Mid-summer of 2018 will be a very good time to observe Mars. During this period, the Mars-Earth distance will be at its lowest in 15 years. These opportunities come rarely because of the shape of the orbit of Mars.
Here is a diagram of Earth’s and Mars’ orbits, drawn to scale (thanks to the SkySafari app):
As you can see, Earth’s orbit is a lot rounder than Mars’ orbit. As the two planets progress around the Sun their oppositions (closest alignments) can be close or distant. Oppositions occur approximately every 26 months. For clarity, we are showing only two oppositions, a close one (this July) and a distant one (in 2027).
At the next opposition, which occurs on July 26, 2018, Mars will be at its brightest. This will also be the best time use a telescope to look at its surface features. Of course, weather and other things get in the way, so it would be good to start looking before opposition and continue to look for opportunities after opposition.
Here is a lengthy article, which I haven’t read:
Figure 4 is the item of interest. This is an illustration of the relative sizes of Mars as it would appear before and after opposition. It highlights the importance of viewing during the closest Earth-Mars encounter.
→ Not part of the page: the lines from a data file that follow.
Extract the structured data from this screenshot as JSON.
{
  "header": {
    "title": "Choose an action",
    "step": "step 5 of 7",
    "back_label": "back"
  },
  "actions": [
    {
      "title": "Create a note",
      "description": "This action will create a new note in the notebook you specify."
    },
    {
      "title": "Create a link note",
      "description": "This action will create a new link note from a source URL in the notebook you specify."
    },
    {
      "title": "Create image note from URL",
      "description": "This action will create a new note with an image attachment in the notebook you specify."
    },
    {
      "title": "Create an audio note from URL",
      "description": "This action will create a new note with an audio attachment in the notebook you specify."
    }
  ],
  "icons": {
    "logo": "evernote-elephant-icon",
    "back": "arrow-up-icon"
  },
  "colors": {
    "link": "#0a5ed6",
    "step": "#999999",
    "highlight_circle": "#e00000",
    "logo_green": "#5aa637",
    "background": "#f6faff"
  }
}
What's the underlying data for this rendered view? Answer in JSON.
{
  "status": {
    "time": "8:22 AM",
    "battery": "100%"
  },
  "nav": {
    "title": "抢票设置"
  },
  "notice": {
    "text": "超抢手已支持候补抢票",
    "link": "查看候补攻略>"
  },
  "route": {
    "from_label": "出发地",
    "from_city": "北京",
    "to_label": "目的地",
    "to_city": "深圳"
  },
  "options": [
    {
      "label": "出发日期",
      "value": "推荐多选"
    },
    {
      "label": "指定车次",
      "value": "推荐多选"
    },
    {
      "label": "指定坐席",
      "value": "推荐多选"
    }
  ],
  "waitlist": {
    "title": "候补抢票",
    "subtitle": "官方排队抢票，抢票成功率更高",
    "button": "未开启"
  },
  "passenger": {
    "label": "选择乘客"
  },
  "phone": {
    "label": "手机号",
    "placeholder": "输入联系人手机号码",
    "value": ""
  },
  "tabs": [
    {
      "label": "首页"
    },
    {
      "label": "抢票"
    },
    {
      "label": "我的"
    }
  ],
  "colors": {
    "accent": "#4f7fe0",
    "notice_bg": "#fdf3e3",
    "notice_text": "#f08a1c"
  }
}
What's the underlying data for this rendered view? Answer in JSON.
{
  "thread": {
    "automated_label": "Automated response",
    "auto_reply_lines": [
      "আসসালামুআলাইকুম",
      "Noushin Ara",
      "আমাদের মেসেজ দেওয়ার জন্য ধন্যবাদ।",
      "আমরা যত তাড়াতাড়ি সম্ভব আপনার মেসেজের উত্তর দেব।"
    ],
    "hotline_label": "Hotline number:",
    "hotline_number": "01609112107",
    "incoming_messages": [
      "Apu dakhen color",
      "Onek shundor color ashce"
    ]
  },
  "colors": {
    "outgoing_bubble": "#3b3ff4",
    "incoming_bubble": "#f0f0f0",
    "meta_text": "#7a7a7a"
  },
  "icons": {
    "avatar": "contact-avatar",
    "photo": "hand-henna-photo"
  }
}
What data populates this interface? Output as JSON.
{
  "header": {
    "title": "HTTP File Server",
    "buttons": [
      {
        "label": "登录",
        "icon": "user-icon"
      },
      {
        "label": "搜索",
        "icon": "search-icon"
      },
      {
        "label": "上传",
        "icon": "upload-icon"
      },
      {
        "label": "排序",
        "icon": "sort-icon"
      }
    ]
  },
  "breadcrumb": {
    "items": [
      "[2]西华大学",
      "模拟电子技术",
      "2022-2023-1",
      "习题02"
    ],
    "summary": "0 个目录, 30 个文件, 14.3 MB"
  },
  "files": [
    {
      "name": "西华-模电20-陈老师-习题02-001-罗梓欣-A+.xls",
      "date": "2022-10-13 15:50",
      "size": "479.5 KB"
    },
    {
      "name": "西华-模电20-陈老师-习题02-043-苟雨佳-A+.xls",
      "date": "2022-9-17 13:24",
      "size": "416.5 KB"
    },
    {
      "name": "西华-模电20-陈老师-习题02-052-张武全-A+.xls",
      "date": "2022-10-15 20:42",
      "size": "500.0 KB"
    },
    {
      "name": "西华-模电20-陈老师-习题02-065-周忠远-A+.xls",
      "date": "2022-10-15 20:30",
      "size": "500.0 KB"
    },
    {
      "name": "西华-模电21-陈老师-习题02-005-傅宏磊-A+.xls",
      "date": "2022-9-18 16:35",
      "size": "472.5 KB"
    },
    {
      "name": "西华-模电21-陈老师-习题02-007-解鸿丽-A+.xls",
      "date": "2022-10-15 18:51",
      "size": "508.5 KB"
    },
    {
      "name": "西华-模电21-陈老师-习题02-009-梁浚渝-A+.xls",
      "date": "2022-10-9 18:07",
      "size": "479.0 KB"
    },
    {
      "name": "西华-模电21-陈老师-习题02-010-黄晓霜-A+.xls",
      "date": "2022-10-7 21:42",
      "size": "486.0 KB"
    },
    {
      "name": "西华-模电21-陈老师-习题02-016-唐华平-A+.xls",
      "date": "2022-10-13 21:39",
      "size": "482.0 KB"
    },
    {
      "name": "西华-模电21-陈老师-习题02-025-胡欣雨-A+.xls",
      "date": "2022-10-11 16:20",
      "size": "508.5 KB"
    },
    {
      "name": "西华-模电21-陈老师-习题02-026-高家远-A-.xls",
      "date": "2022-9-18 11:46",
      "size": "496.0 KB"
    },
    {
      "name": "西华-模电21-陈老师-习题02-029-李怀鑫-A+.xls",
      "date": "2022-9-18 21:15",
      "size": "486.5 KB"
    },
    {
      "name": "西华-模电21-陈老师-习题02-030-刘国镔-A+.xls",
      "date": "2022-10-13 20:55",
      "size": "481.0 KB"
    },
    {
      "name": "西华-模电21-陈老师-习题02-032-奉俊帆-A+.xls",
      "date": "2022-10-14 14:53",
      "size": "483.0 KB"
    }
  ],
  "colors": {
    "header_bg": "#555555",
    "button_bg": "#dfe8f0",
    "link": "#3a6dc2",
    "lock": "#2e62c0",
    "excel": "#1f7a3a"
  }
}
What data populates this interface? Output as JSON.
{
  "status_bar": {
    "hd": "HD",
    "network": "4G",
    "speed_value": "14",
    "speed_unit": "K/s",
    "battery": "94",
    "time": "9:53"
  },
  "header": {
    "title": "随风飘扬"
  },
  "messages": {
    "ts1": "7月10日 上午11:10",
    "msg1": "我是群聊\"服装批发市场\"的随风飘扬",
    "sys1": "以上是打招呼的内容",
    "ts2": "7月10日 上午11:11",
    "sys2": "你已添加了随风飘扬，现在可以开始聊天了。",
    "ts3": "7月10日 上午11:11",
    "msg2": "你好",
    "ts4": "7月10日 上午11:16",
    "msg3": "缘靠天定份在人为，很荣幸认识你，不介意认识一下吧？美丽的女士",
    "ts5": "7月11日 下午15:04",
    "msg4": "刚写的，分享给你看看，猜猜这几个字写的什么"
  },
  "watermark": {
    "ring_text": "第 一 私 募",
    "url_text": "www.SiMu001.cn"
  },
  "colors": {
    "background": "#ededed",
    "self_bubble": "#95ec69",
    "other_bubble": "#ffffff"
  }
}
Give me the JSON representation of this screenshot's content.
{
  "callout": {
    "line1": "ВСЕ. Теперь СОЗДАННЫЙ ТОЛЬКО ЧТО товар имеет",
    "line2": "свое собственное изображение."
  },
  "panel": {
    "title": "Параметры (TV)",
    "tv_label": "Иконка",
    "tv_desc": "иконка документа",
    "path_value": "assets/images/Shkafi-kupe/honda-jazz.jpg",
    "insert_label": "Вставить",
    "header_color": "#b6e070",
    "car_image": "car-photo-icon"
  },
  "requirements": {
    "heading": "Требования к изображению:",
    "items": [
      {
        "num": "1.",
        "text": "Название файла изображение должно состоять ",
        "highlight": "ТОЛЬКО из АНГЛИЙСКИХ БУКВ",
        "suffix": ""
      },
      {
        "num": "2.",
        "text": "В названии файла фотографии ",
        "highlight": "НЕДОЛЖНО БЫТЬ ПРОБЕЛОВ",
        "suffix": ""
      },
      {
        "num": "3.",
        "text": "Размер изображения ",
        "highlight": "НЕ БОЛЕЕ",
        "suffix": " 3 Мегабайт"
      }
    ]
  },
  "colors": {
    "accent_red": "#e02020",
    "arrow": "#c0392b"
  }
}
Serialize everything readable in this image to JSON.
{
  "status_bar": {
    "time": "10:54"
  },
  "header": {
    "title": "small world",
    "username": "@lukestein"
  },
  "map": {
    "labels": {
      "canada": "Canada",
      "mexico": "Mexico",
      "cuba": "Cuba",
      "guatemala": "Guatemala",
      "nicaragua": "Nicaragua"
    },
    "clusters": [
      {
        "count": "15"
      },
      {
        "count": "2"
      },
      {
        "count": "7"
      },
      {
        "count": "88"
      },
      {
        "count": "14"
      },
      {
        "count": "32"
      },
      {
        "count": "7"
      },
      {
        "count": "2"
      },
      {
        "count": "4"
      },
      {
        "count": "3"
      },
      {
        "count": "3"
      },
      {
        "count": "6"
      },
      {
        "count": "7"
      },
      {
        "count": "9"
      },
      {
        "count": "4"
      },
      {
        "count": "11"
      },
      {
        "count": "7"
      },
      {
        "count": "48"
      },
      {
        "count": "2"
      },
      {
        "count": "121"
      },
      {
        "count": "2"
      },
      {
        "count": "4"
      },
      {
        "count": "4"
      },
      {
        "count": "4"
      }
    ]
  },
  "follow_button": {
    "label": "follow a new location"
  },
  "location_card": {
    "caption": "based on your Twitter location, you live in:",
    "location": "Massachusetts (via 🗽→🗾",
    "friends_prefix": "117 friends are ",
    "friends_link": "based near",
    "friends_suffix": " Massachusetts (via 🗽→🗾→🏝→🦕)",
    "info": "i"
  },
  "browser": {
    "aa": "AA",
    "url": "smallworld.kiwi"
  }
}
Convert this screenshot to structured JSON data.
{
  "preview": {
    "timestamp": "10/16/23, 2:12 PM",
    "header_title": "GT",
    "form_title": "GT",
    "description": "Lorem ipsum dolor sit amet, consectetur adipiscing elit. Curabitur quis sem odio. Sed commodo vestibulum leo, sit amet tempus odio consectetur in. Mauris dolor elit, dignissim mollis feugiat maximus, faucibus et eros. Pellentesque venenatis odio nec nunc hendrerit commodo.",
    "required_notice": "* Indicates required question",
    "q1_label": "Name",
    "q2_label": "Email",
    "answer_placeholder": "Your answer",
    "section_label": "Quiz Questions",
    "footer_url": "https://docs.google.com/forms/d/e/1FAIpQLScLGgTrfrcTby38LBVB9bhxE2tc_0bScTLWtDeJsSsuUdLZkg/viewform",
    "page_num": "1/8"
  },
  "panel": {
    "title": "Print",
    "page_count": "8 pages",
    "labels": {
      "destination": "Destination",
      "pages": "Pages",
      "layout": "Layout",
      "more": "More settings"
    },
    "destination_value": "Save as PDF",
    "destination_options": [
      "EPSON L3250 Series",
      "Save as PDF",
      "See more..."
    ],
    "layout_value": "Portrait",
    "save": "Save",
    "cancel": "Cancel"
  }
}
Late July is very good; late October is not good at all. (The surface detail of these images is much better than we would expect to see, even with a very good telescope.)
For those in the Northern hemisphere, frostbite will not be an issue. However, the time to view Mars will be a bit inconvenient. Mars won’t rise until after midnight and won’t reach its highest elevation on the sky for another 2 hours. Mars will be low in the sky, so our view will be distorted by a lot of turbulent air. In the Southern hemisphere, Mars will rise early and be very high in the sky by mid-evening.
On and around July 26, 2018, Mars will be impressive naked-eye or with a small telescope. To make the best use of this opportunity, a large telescope will enable the best look at the surface features. There are many observatories which have public viewing nights. There are also many star parties hosted by astronomy clubs. Or maybe you know someone who has a large telescope, and is waiting for someone to ask…
Upcoming posts will cover this topic in more detail.